_Task input_.
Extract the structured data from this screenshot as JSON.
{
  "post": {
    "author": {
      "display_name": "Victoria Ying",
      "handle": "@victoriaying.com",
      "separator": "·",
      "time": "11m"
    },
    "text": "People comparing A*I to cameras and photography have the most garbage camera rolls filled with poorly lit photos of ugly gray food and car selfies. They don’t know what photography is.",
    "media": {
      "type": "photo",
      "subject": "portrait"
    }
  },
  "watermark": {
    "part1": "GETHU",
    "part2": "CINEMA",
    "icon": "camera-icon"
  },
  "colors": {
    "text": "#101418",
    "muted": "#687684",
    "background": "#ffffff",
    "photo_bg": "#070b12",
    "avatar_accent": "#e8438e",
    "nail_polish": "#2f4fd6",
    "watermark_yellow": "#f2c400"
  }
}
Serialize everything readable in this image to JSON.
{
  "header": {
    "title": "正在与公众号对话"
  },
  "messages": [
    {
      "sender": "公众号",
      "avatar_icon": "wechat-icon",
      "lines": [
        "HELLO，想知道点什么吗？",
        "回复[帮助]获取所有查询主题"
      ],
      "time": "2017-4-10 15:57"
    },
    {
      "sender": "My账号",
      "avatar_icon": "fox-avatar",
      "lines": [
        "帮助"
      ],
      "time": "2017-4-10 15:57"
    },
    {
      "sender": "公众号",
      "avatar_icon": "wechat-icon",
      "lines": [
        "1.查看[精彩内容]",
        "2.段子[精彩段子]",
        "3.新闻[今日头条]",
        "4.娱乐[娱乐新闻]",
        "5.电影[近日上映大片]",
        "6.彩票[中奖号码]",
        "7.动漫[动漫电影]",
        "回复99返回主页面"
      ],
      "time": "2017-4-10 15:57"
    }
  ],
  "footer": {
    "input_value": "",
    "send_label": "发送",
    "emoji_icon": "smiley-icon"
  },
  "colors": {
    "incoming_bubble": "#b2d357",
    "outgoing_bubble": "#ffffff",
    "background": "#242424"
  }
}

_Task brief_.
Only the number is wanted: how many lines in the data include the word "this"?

_Task result_.
2